Monday, September 29, 2014

From Point A to Point B

They say...(who is "they" really?) that the quickest way from Point A to Point B is a straight line. I know that that is not an oxy-moron, but I don't know about you, but it seems to me that if you were to follow the bloodline of oxy-morons, somewhere you would see that statement. When is there ever a straight line to anywhere? If you're anything like me, the path that you have taken whether in your life or even in the grocery store tends to look like the picture above.

It reminds me of a very funny Robin Williams quip. He was talking about soap on a rope and zapped right into how Catholics have a Pope on a rope. "Wash with it, and go straight to heaven!"

As Christians we know, or at least should know, that there is one straight path in our lives and that is in fact to heaven via our relationship with Christ. So then why do our paths through life have so many turn-arounds, loops and worst of all...dead-in-your-track stops?

Where is our absence of trust coming from?

In my classroom I have rules. You know, the usual that I'm not going bore you with. My one rule that I tell my class the first day of school every year is, "You are allowed to make mistakes in my classroom.

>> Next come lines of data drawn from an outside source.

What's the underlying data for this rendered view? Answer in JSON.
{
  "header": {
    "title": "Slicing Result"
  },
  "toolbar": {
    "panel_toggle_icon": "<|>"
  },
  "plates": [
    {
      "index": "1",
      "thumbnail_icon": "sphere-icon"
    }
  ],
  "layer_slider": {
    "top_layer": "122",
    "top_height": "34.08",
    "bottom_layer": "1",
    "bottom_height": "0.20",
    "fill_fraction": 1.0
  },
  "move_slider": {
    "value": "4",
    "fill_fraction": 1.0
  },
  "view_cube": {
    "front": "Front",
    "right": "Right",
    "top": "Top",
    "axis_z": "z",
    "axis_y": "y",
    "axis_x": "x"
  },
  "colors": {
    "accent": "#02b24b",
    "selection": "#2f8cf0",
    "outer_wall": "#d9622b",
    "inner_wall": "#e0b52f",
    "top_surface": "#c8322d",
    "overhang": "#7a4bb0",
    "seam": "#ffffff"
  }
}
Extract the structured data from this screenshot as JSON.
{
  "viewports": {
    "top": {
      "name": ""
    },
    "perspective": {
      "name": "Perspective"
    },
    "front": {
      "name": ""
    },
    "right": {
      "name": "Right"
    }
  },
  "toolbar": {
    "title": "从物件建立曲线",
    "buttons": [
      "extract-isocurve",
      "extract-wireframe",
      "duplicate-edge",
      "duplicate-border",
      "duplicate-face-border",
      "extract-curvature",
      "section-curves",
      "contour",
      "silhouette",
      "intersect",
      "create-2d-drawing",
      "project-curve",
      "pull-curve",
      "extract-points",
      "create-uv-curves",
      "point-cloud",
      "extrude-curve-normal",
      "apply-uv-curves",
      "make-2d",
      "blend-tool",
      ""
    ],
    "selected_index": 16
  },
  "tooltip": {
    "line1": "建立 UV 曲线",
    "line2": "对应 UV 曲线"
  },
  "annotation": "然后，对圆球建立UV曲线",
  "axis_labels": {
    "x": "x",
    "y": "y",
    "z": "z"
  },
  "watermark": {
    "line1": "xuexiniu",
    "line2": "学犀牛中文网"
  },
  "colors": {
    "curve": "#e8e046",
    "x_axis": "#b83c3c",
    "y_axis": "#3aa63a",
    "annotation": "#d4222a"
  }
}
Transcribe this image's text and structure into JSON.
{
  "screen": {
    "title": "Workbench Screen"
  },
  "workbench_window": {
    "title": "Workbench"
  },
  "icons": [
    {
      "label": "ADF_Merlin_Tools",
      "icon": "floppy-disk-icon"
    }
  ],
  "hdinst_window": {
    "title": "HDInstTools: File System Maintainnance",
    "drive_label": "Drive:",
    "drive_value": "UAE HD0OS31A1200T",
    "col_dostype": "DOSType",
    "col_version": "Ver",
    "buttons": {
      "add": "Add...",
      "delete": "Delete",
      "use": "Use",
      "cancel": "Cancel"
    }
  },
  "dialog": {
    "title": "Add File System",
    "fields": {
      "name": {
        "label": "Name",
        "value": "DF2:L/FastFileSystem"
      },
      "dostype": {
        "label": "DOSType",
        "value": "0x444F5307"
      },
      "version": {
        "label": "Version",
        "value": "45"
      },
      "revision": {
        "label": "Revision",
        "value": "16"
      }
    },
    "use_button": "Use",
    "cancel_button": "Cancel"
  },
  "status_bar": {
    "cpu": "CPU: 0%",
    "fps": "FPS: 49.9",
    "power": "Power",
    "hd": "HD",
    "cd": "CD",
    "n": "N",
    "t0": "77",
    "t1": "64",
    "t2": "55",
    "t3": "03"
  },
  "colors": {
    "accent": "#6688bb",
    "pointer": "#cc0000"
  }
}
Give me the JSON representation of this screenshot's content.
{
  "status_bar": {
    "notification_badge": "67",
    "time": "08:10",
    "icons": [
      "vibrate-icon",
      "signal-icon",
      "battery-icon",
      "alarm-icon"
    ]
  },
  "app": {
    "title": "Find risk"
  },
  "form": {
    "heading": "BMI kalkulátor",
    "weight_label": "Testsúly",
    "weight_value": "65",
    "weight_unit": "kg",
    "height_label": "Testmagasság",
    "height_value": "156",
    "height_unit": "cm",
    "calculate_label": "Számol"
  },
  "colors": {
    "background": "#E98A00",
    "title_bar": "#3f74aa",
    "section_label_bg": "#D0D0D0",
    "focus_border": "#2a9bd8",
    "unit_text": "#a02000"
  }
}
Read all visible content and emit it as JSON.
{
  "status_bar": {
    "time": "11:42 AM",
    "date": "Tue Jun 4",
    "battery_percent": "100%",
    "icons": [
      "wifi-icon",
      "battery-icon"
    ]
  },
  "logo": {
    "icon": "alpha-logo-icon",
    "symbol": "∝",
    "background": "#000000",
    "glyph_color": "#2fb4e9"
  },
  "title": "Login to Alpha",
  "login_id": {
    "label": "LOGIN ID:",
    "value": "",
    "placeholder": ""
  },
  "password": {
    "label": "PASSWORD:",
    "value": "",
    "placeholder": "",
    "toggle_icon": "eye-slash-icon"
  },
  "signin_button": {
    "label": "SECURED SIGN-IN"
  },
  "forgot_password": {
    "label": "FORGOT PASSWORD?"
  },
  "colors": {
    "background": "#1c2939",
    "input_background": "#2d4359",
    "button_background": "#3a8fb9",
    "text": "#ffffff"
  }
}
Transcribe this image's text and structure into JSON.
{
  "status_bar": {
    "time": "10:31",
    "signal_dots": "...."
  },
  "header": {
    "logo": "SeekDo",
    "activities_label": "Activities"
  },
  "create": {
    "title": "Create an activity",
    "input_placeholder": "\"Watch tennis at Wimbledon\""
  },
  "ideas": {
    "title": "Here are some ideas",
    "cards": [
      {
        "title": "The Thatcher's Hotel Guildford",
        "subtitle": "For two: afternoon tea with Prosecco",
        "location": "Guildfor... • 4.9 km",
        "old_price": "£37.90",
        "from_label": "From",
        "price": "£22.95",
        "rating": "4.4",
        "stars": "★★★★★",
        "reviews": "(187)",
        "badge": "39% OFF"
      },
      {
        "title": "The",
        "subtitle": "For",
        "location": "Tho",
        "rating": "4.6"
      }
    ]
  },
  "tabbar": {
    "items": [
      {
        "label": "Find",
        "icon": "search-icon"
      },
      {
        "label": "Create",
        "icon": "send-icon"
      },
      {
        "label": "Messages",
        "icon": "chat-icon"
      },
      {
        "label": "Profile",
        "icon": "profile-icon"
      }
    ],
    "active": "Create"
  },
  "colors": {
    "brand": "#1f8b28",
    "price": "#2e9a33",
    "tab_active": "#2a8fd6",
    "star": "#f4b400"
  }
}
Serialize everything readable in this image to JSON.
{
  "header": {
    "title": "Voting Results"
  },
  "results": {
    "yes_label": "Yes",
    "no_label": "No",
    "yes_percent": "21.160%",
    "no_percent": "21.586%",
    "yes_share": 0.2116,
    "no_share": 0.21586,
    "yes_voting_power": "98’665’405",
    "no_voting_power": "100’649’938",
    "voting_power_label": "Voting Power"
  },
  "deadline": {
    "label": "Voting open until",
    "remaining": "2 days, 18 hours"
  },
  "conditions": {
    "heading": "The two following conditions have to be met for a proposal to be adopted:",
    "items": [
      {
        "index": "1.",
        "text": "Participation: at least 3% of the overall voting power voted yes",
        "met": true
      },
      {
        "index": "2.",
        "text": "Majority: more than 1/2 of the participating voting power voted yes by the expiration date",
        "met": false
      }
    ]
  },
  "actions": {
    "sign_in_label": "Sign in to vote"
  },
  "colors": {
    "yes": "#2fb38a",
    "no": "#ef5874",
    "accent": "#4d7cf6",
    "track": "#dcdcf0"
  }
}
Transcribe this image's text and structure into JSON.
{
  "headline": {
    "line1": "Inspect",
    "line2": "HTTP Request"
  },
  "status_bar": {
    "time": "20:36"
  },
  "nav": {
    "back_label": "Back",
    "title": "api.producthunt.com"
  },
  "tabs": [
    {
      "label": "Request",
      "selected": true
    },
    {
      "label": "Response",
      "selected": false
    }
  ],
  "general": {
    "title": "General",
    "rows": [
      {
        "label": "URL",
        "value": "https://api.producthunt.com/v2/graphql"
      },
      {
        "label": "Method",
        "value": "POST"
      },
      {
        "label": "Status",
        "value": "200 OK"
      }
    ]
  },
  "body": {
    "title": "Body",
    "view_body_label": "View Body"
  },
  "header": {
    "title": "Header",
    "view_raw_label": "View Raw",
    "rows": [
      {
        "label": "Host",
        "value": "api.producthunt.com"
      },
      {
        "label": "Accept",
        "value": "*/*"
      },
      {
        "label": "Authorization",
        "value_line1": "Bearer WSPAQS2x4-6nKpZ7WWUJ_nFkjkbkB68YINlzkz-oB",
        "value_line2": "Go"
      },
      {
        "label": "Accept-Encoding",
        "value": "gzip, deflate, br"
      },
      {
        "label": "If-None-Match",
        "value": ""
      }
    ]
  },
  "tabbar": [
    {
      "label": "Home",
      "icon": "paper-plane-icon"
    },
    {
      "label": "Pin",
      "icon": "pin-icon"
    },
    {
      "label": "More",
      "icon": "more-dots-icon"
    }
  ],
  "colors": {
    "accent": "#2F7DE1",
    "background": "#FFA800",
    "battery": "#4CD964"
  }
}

In fact, I welcome them. As long as you...learn from them." Now, just because I state a rule and they agree it's a good one, does that mean they always follow it? Nope.

So when God asks us to trust Him...does that mean we automatically do...each and every time? Nope. It's sad though because people that are not believers or even lazy believers think just by claiming to be a Christian that we're automatically claiming to be perfect. They think we don't mess up or shouldn't mess up. If we do though, we're even worse than nonbelievers committing the same "crime". Hogwash, I say! Rubbish!

The fact is, or it can be at least argued, that we're even more susceptible to the proverbial juicy, red, crunchy apple . I think we are. Satan has it easy with the nonbelievers. He has them convinced that their bitter lives of judging and complaining are actually okay. It's like a pitcher throwing to a pitcher. You have to wonder if in the back of their minds they are thinking "easy out."

I think sometimes we look in the mirror and claim we're easy-outs. We may not say it out loud, but we think it and that's where the lure gets bitten. We think it. Before long we say it. And somewhere along the way we believe it. We believe we can never overcome our addiction of feeling worthless...not completely worthless, but even just little things. My addiction is overreacting to things and sometimes forgetting I'm a role model for three impressionable girls. But I recognize that addiction, that bad choice and I do exactly what I'm supposed to do. I pray. It works. You may feel your life is like the picture above and that God's answer is taking a lot round-abouts to get to you. But here's another straight path: His answers. Your prayers and His answers are a Point A, Point B scenario. His answers come immediately. And His answers are always for the greater-good.

Trust is a muscle that needs nutrition - a good church, a good community of friends. We know it's a crucial part of our lives just like eating healthy, but with eating a doughnut here and there won't necessarily hurt us. But doubting His love, doubting our trust in all bait from the enemy.

Here's something that may make you feel reassured: In our lives we choose and travel upon many, many paths. Some are squiggly, some make us hit out heads with the palm of our hand. But along every path that is not His path for us, are more paths that give us an opportunity to get back on the right track. His track. We are never abandoned. We are always forgiven. If point B is your relationship with Christ or if Point B is simply getting to the next stage of your'll get there. Keep your eyes upon Him. Because once we get to Him. It'll all seem as if it was a straight path all along. There's no looking back with Christ. He does not keep records of wrong. He's putting up signs for you to follow. We just have to keep walking with an open heart... a heart willing to take a path that may seem frightening or even pointless at the time. If we're doing our trust exercises, we'll be fine. He promises us that.

1 comment:

Anonymous said...

"Trust is a muscle that needs nutrition - a good church, a good community of friends." I like that, and I need to exercise that part of my spirit. Thanks, Ryan!